▸ **Exercise objective**: All of the data must be printed exactly; please include every line.

▸ **Information given**:
=======

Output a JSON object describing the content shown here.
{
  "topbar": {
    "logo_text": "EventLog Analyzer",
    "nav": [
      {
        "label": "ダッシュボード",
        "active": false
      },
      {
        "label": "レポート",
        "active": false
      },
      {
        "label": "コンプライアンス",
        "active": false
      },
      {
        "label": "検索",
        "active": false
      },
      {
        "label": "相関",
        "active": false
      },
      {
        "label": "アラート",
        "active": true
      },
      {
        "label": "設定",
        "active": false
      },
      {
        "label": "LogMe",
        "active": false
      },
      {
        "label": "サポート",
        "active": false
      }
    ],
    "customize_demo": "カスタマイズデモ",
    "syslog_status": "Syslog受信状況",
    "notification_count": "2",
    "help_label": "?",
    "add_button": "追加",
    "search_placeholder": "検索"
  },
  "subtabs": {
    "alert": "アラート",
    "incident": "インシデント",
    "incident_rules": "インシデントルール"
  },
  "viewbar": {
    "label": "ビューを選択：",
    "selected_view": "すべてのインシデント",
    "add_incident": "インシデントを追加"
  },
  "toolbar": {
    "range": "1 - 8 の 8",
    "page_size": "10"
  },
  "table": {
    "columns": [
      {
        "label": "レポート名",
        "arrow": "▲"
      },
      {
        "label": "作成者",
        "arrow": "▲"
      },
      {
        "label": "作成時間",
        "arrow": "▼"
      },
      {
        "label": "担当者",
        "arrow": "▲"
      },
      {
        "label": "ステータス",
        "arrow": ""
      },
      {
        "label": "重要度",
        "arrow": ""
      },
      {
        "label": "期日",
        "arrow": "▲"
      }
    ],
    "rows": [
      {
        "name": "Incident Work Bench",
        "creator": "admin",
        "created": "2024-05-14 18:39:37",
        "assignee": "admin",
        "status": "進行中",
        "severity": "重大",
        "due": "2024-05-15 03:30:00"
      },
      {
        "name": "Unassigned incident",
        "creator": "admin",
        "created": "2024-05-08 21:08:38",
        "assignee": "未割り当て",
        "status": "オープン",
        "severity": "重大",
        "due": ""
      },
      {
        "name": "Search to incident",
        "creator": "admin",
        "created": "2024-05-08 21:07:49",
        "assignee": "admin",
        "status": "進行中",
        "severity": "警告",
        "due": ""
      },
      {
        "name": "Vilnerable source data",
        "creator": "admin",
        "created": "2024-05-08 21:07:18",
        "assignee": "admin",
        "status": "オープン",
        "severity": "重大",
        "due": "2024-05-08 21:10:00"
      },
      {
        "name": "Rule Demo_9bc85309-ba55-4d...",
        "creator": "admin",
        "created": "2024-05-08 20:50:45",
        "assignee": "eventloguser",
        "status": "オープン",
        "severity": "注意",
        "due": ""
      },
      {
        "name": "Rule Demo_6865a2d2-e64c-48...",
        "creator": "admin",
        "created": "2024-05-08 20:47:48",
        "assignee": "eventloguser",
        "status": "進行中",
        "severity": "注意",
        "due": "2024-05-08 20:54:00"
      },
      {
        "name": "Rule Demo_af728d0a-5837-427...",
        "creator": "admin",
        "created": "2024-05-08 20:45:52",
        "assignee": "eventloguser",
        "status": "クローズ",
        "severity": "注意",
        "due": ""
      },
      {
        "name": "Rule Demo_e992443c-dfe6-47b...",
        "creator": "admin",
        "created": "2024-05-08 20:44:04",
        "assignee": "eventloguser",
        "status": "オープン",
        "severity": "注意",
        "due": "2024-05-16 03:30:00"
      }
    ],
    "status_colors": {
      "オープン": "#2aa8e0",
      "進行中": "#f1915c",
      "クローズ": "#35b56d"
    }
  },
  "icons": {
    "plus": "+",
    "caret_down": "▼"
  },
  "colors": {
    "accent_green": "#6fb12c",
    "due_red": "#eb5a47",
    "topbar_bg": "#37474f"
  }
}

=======

▸ **Solution for this exercise**:
Output a JSON object describing the content shown here.
{
  "topbar": {
    "logo_text": "EventLog Analyzer",
    "nav": [
      {
        "label": "ダッシュボード",
        "active": false
      },
      {
        "label": "レポート",
        "active": false
      },
      {
        "label": "コンプライアンス",
        "active": false
      },
      {
        "label": "検索",
        "active": false
      },
      {
        "label": "相関",
        "active": false
      },
      {
        "label": "アラート",
        "active": true
      },
      {
        "label": "設定",
        "active": false
      },
      {
        "label": "LogMe",
        "active": false
      },
      {
        "label": "サポート",
        "active": false
      }
    ],
    "customize_demo": "カスタマイズデモ",
    "syslog_status": "Syslog受信状況",
    "notification_count": "2",
    "help_label": "?",
    "add_button": "追加",
    "search_placeholder": "検索"
  },
  "subtabs": {
    "alert": "アラート",
    "incident": "インシデント",
    "incident_rules": "インシデントルール"
  },
  "viewbar": {
    "label": "ビューを選択：",
    "selected_view": "すべてのインシデント",
    "add_incident": "インシデントを追加"
  },
  "toolbar": {
    "range": "1 - 8 の 8",
    "page_size": "10"
  },
  "table": {
    "columns": [
      {
        "label": "レポート名",
        "arrow": "▲"
      },
      {
        "label": "作成者",
        "arrow": "▲"
      },
      {
        "label": "作成時間",
        "arrow": "▼"
      },
      {
        "label": "担当者",
        "arrow": "▲"
      },
      {
        "label": "ステータス",
        "arrow": ""
      },
      {
        "label": "重要度",
        "arrow": ""
      },
      {
        "label": "期日",
        "arrow": "▲"
      }
    ],
    "rows": [
      {
        "name": "Incident Work Bench",
        "creator": "admin",
        "created": "2024-05-14 18:39:37",
        "assignee": "admin",
        "status": "進行中",
        "severity": "重大",
        "due": "2024-05-15 03:30:00"
      },
      {
        "name": "Unassigned incident",
        "creator": "admin",
        "created": "2024-05-08 21:08:38",
        "assignee": "未割り当て",
        "status": "オープン",
        "severity": "重大",
        "due": ""
      },
      {
        "name": "Search to incident",
        "creator": "admin",
        "created": "2024-05-08 21:07:49",
        "assignee": "admin",
        "status": "進行中",
        "severity": "警告",
        "due": ""
      },
      {
        "name": "Vilnerable source data",
        "creator": "admin",
        "created": "2024-05-08 21:07:18",
        "assignee": "admin",
        "status": "オープン",
        "severity": "重大",
        "due": "2024-05-08 21:10:00"
      },
      {
        "name": "Rule Demo_9bc85309-ba55-4d...",
        "creator": "admin",
        "created": "2024-05-08 20:50:45",
        "assignee": "eventloguser",
        "status": "オープン",
        "severity": "注意",
        "due": ""
      },
      {
        "name": "Rule Demo_6865a2d2-e64c-48...",
        "creator": "admin",
        "created": "2024-05-08 20:47:48",
        "assignee": "eventloguser",
        "status": "進行中",
        "severity": "注意",
        "due": "2024-05-08 20:54:00"
      },
      {
        "name": "Rule Demo_af728d0a-5837-427...",
        "creator": "admin",
        "created": "2024-05-08 20:45:52",
        "assignee": "eventloguser",
        "status": "クローズ",
        "severity": "注意",
        "due": ""
      },
      {
        "name": "Rule Demo_e992443c-dfe6-47b...",
        "creator": "admin",
        "created": "2024-05-08 20:44:04",
        "assignee": "eventloguser",
        "status": "オープン",
        "severity": "注意",
        "due": "2024-05-16 03:30:00"
      }
    ],
    "status_colors": {
      "オープン": "#2aa8e0",
      "進行中": "#f1915c",
      "クローズ": "#35b56d"
    }
  },
  "icons": {
    "plus": "+",
    "caret_down": "▼"
  },
  "colors": {
    "accent_green": "#6fb12c",
    "due_red": "#eb5a47",
    "topbar_bg": "#37474f"
  }
}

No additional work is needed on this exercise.